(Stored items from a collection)
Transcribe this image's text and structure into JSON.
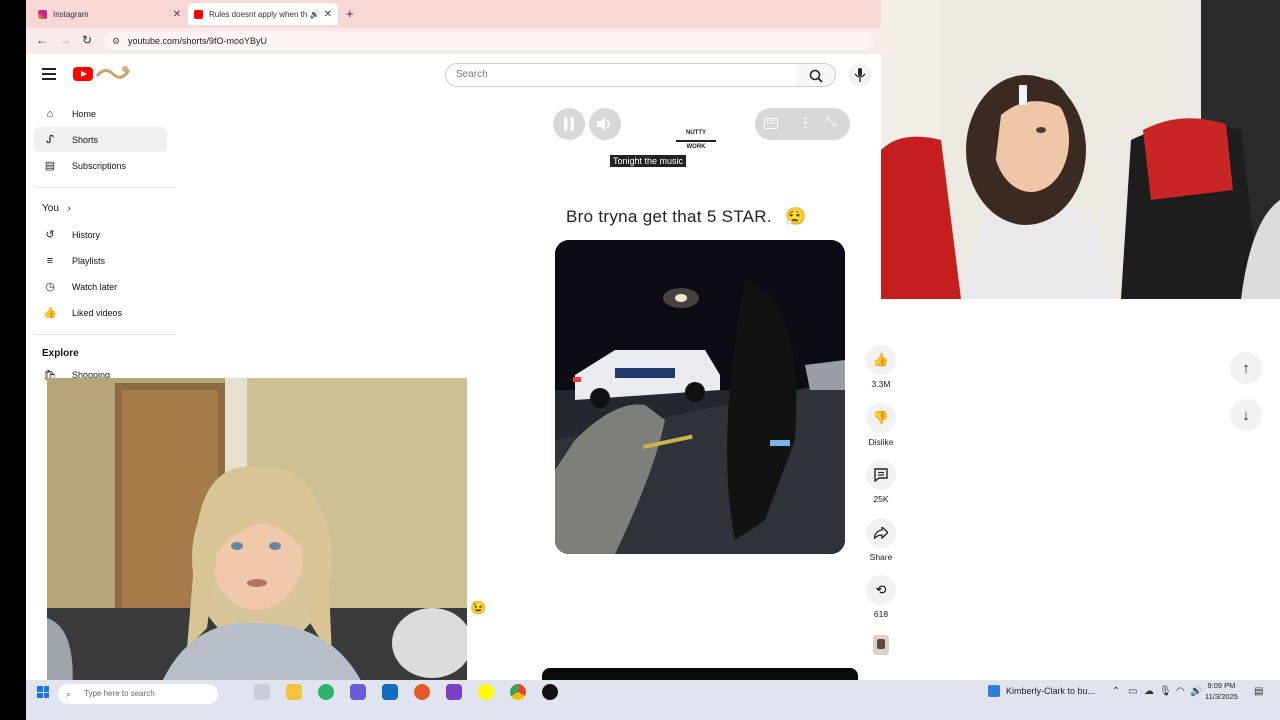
{
  "browser": {
    "tabs": [
      {
        "title": "Instagram",
        "favicon": "instagram-icon"
      },
      {
        "title": "Rules doesnt apply when th",
        "favicon": "youtube-icon",
        "active": true
      }
    ],
    "url": "youtube.com/shorts/9fO-mooYByU"
  },
  "header": {
    "search_placeholder": "Search"
  },
  "sidebar": {
    "items": [
      {
        "label": "Home",
        "icon": "home-icon"
      },
      {
        "label": "Shorts",
        "icon": "shorts-icon",
        "active": true
      },
      {
        "label": "Subscriptions",
        "icon": "subscriptions-icon"
      }
    ],
    "you_label": "You",
    "you_items": [
      {
        "label": "History",
        "icon": "history-icon"
      },
      {
        "label": "Playlists",
        "icon": "playlists-icon"
      },
      {
        "label": "Watch later",
        "icon": "clock-icon"
      },
      {
        "label": "Liked videos",
        "icon": "thumbs-up-icon"
      }
    ],
    "explore_label": "Explore",
    "explore_items": [
      {
        "label": "Shopping",
        "icon": "shopping-bag-icon"
      }
    ]
  },
  "player": {
    "caption": "Tonight the music",
    "overlay_text": "Bro tryna get that 5 STAR.",
    "overlay_emoji": "😮‍💨",
    "channel_watermark": "NUTTY WORK",
    "cc_label": "CC"
  },
  "actions": {
    "like_count": "3.3M",
    "dislike_label": "Dislike",
    "comment_count": "25K",
    "share_label": "Share",
    "remix_count": "618"
  },
  "taskbar": {
    "search_placeholder": "Type here to search",
    "news": "Kimberly-Clark to bu...",
    "time": "9:09 PM",
    "date": "11/3/2025"
  },
  "colors": {
    "tab_bar": "#f8d7d7",
    "youtube_red": "#ff0000",
    "taskbar": "#dfe4ee"
  }
}
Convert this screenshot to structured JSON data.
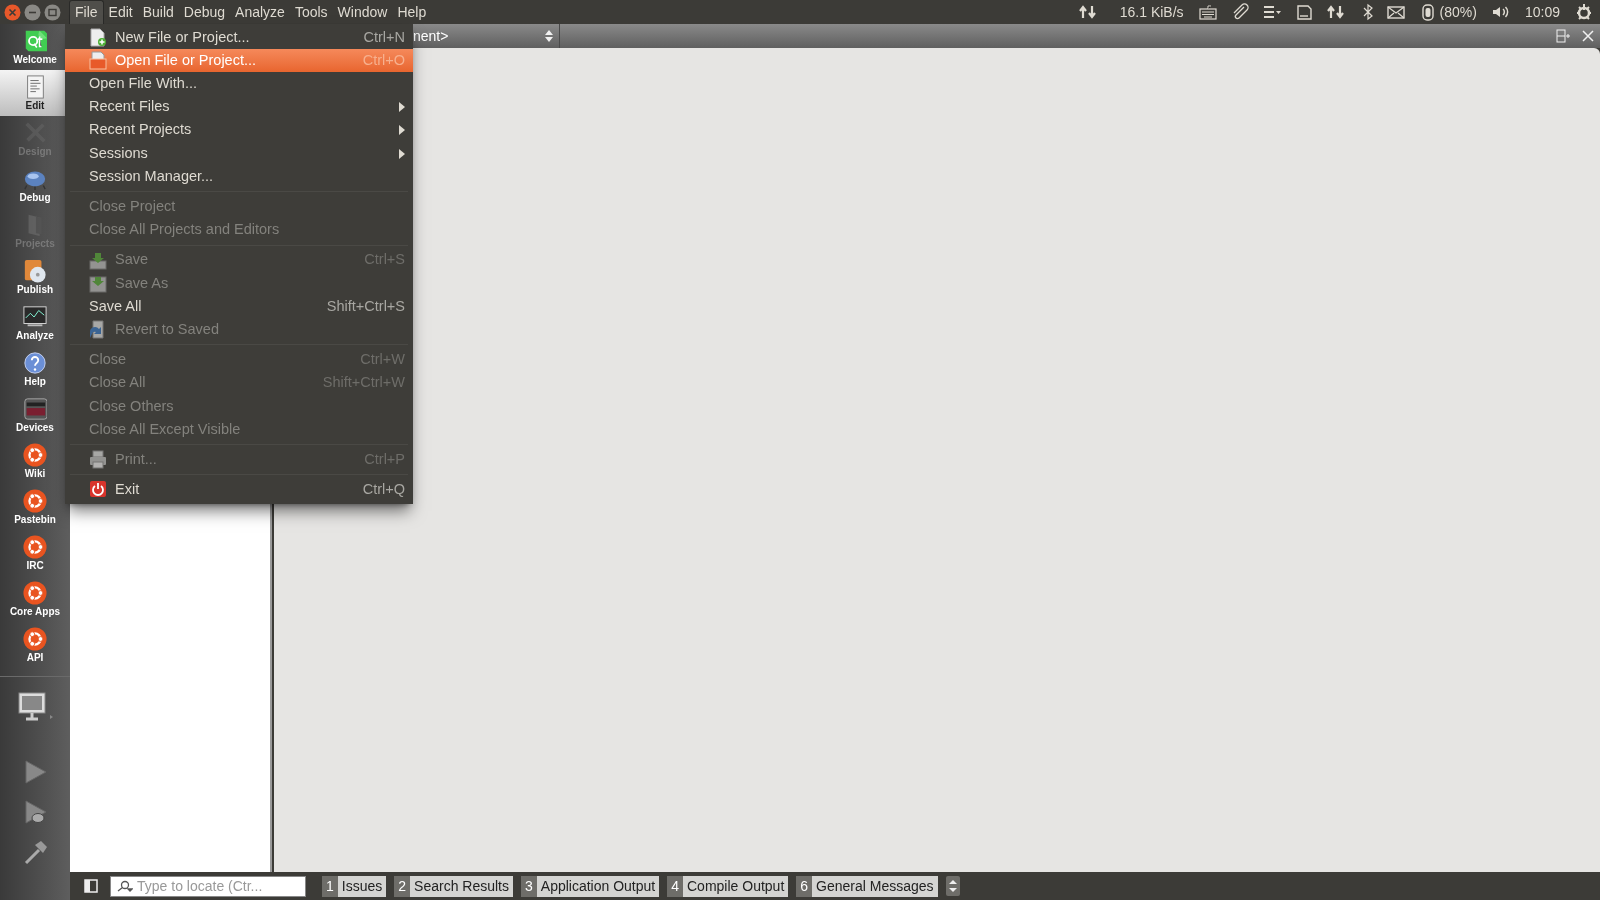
{
  "menubar": {
    "items": [
      {
        "label": "File",
        "selected": true
      },
      {
        "label": "Edit",
        "selected": false
      },
      {
        "label": "Build",
        "selected": false
      },
      {
        "label": "Debug",
        "selected": false
      },
      {
        "label": "Analyze",
        "selected": false
      },
      {
        "label": "Tools",
        "selected": false
      },
      {
        "label": "Window",
        "selected": false
      },
      {
        "label": "Help",
        "selected": false
      }
    ]
  },
  "indicators": {
    "network_speed": "16.1 KiB/s",
    "battery": "(80%)",
    "clock": "10:09"
  },
  "toolbar": {
    "document_combo": "nent>"
  },
  "file_menu": {
    "items": [
      {
        "kind": "item",
        "label": "New File or Project...",
        "shortcut": "Ctrl+N",
        "disabled": false,
        "selected": false,
        "submenu": false
      },
      {
        "kind": "item",
        "label": "Open File or Project...",
        "shortcut": "Ctrl+O",
        "disabled": false,
        "selected": true,
        "submenu": false
      },
      {
        "kind": "item",
        "label": "Open File With...",
        "disabled": false,
        "selected": false,
        "submenu": false
      },
      {
        "kind": "item",
        "label": "Recent Files",
        "disabled": false,
        "selected": false,
        "submenu": true
      },
      {
        "kind": "item",
        "label": "Recent Projects",
        "disabled": false,
        "selected": false,
        "submenu": true
      },
      {
        "kind": "item",
        "label": "Sessions",
        "disabled": false,
        "selected": false,
        "submenu": true
      },
      {
        "kind": "item",
        "label": "Session Manager...",
        "disabled": false,
        "selected": false,
        "submenu": false
      },
      {
        "kind": "separator"
      },
      {
        "kind": "item",
        "label": "Close Project",
        "disabled": true,
        "selected": false,
        "submenu": false
      },
      {
        "kind": "item",
        "label": "Close All Projects and Editors",
        "disabled": true,
        "selected": false,
        "submenu": false
      },
      {
        "kind": "separator"
      },
      {
        "kind": "item",
        "label": "Save",
        "shortcut": "Ctrl+S",
        "disabled": true,
        "selected": false,
        "submenu": false
      },
      {
        "kind": "item",
        "label": "Save As",
        "disabled": true,
        "selected": false,
        "submenu": false
      },
      {
        "kind": "item",
        "label": "Save All",
        "shortcut": "Shift+Ctrl+S",
        "disabled": false,
        "selected": false,
        "submenu": false
      },
      {
        "kind": "item",
        "label": "Revert to Saved",
        "disabled": true,
        "selected": false,
        "submenu": false
      },
      {
        "kind": "separator"
      },
      {
        "kind": "item",
        "label": "Close",
        "shortcut": "Ctrl+W",
        "disabled": true,
        "selected": false,
        "submenu": false
      },
      {
        "kind": "item",
        "label": "Close All",
        "shortcut": "Shift+Ctrl+W",
        "disabled": true,
        "selected": false,
        "submenu": false
      },
      {
        "kind": "item",
        "label": "Close Others",
        "disabled": true,
        "selected": false,
        "submenu": false
      },
      {
        "kind": "item",
        "label": "Close All Except Visible",
        "disabled": true,
        "selected": false,
        "submenu": false
      },
      {
        "kind": "separator"
      },
      {
        "kind": "item",
        "label": "Print...",
        "shortcut": "Ctrl+P",
        "disabled": true,
        "selected": false,
        "submenu": false
      },
      {
        "kind": "separator"
      },
      {
        "kind": "item",
        "label": "Exit",
        "shortcut": "Ctrl+Q",
        "disabled": false,
        "selected": false,
        "submenu": false
      }
    ]
  },
  "mode_bar": {
    "items": [
      {
        "label": "Welcome",
        "selected": false,
        "disabled": false
      },
      {
        "label": "Edit",
        "selected": true,
        "disabled": false
      },
      {
        "label": "Design",
        "selected": false,
        "disabled": true
      },
      {
        "label": "Debug",
        "selected": false,
        "disabled": false
      },
      {
        "label": "Projects",
        "selected": false,
        "disabled": true
      },
      {
        "label": "Publish",
        "selected": false,
        "disabled": false
      },
      {
        "label": "Analyze",
        "selected": false,
        "disabled": false
      },
      {
        "label": "Help",
        "selected": false,
        "disabled": false
      },
      {
        "label": "Devices",
        "selected": false,
        "disabled": false
      },
      {
        "label": "Wiki",
        "selected": false,
        "disabled": false
      },
      {
        "label": "Pastebin",
        "selected": false,
        "disabled": false
      },
      {
        "label": "IRC",
        "selected": false,
        "disabled": false
      },
      {
        "label": "Core Apps",
        "selected": false,
        "disabled": false
      },
      {
        "label": "API",
        "selected": false,
        "disabled": false
      }
    ]
  },
  "status_bar": {
    "locator": {
      "placeholder": "Type to locate (Ctr..."
    },
    "panes": [
      {
        "number": "1",
        "label": "Issues"
      },
      {
        "number": "2",
        "label": "Search Results"
      },
      {
        "number": "3",
        "label": "Application Output"
      },
      {
        "number": "4",
        "label": "Compile Output"
      },
      {
        "number": "6",
        "label": "General Messages"
      }
    ]
  }
}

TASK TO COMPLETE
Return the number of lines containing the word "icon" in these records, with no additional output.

REPLY
10